As well as contributions from people worldwide, WOW is also the main operational system for climate observers to submit their daily observations to the Met Office. The original WOW technology was built by a third party, and hosted on a cloud platform. At the time this innovative use of technology for Government received several industry awards.
Over the past year there has been a complete technological refresh of WOW with development of the WOW engine - a new and improved cloud-based solution for managing and collecting observations from all sorts of different sources. This includes the 'citizen scientists' and climate observers who have been using WOW for the last few years, as well as enabling the Met Office access to observations from new sources.
Technology is enabling us to capture non -standard observations, for example those provided automatically from moving platforms such as cars or ships. It is also possible to define new variables that have not been foreseen, so we can respond to changing requirements.
Capturing 'ground truth'
The ability of our supercomputer to accurately forecast the weather is built on the foundation of high-quality global observations, together with our ability to understand the impacts of the resulting weather. Our partners in civil contingencies and the Natural Hazard Partnership are increasingly seeking to quantify the impacts of severe weather on infrastructure and people. Working with the Environment Agency we're investigating how best to collect and use public reports of flooding and other impacts of severe weather to improve future forecasts and warnings. The ability of the next generation of WOW to capture 'ground truth' through photographs, video and social media will be a powerful tool to enable us to do this.
WOW is also used by Australia, New Zealand and the Netherlands to increase their engagement with citizen scientists. The new infrastructure enables the easy addition of new collaborators and data types, and also opens up access to well-documented and well-managed application programming interfaces (APIs) enabling collaborators to make maximum use of WOW. A 'white label' WOW template is now available for other national meteorological services so they can quickly manage third party observations.
Inspiring and educating
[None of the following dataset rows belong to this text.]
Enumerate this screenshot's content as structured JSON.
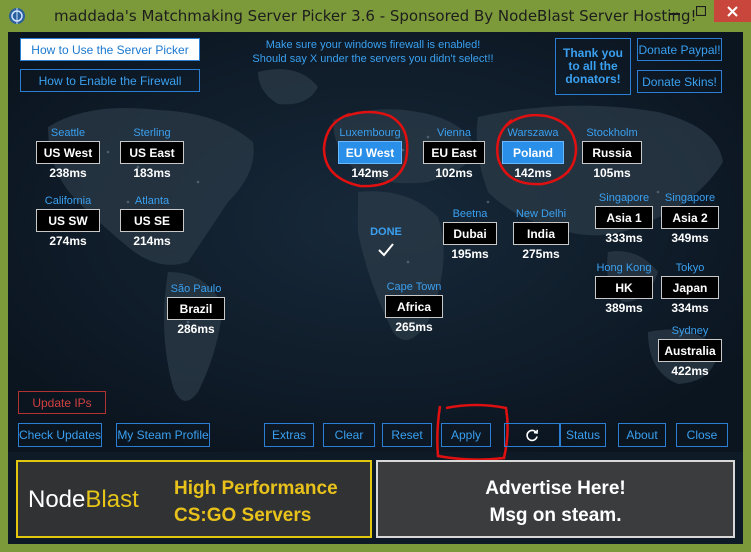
{
  "window": {
    "title": "maddada's Matchmaking Server Picker 3.6 - Sponsored By NodeBlast Server Hosting!"
  },
  "top_buttons": {
    "how_to_use": "How to Use the Server Picker",
    "how_to_firewall": "How to Enable the Firewall",
    "thank_you": "Thank you to all the donators!",
    "donate_paypal": "Donate Paypal!",
    "donate_skins": "Donate Skins!"
  },
  "notice": {
    "line1": "Make sure your windows firewall is enabled!",
    "line2": "Should say X under the servers you didn't select!!"
  },
  "servers": [
    {
      "id": "seattle",
      "city": "Seattle",
      "label": "US West",
      "ping": "238ms",
      "selected": false
    },
    {
      "id": "sterling",
      "city": "Sterling",
      "label": "US East",
      "ping": "183ms",
      "selected": false
    },
    {
      "id": "california",
      "city": "California",
      "label": "US SW",
      "ping": "274ms",
      "selected": false
    },
    {
      "id": "atlanta",
      "city": "Atlanta",
      "label": "US SE",
      "ping": "214ms",
      "selected": false
    },
    {
      "id": "saopaulo",
      "city": "São Paulo",
      "label": "Brazil",
      "ping": "286ms",
      "selected": false
    },
    {
      "id": "luxembourg",
      "city": "Luxembourg",
      "label": "EU West",
      "ping": "142ms",
      "selected": true
    },
    {
      "id": "vienna",
      "city": "Vienna",
      "label": "EU East",
      "ping": "102ms",
      "selected": false
    },
    {
      "id": "warszawa",
      "city": "Warszawa",
      "label": "Poland",
      "ping": "142ms",
      "selected": true
    },
    {
      "id": "stockholm",
      "city": "Stockholm",
      "label": "Russia",
      "ping": "105ms",
      "selected": false
    },
    {
      "id": "beetna",
      "city": "Beetna",
      "label": "Dubai",
      "ping": "195ms",
      "selected": false
    },
    {
      "id": "newdelhi",
      "city": "New Delhi",
      "label": "India",
      "ping": "275ms",
      "selected": false
    },
    {
      "id": "singapore1",
      "city": "Singapore",
      "label": "Asia 1",
      "ping": "333ms",
      "selected": false
    },
    {
      "id": "singapore2",
      "city": "Singapore",
      "label": "Asia 2",
      "ping": "349ms",
      "selected": false
    },
    {
      "id": "hongkong",
      "city": "Hong Kong",
      "label": "HK",
      "ping": "389ms",
      "selected": false
    },
    {
      "id": "tokyo",
      "city": "Tokyo",
      "label": "Japan",
      "ping": "334ms",
      "selected": false
    },
    {
      "id": "capetown",
      "city": "Cape Town",
      "label": "Africa",
      "ping": "265ms",
      "selected": false
    },
    {
      "id": "sydney",
      "city": "Sydney",
      "label": "Australia",
      "ping": "422ms",
      "selected": false
    }
  ],
  "status": {
    "done": "DONE",
    "check_icon": "checkmark-icon"
  },
  "bottom_buttons": {
    "update_ips": "Update IPs",
    "check_updates": "Check Updates",
    "steam_profile": "My Steam Profile",
    "extras": "Extras",
    "clear": "Clear",
    "reset": "Reset",
    "apply": "Apply",
    "refresh_icon": "refresh-icon",
    "status": "Status",
    "about": "About",
    "close": "Close"
  },
  "ads": {
    "left": {
      "logo_part1": "Node",
      "logo_part2": "Blast",
      "line1": "High Performance",
      "line2": "CS:GO Servers"
    },
    "right": {
      "line1": "Advertise Here!",
      "line2": "Msg on steam."
    }
  },
  "colors": {
    "accent": "#3aa0f0",
    "selected": "#2a8fe8",
    "annotation": "#e01010",
    "ad_gold": "#e8c21b"
  }
}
The next generation of WOW is also inspiring and educating a new generation of scientists through our WOW Schools pilot project. We have provided ten schools across the country with automatic weather stations and bespoke education materials so students can develop their skills relating to the meteorological data they are collecting. Using a combination of physical observation methods and automated technology students can record weather observations, make practical measurements, analyse information and share data via WOW.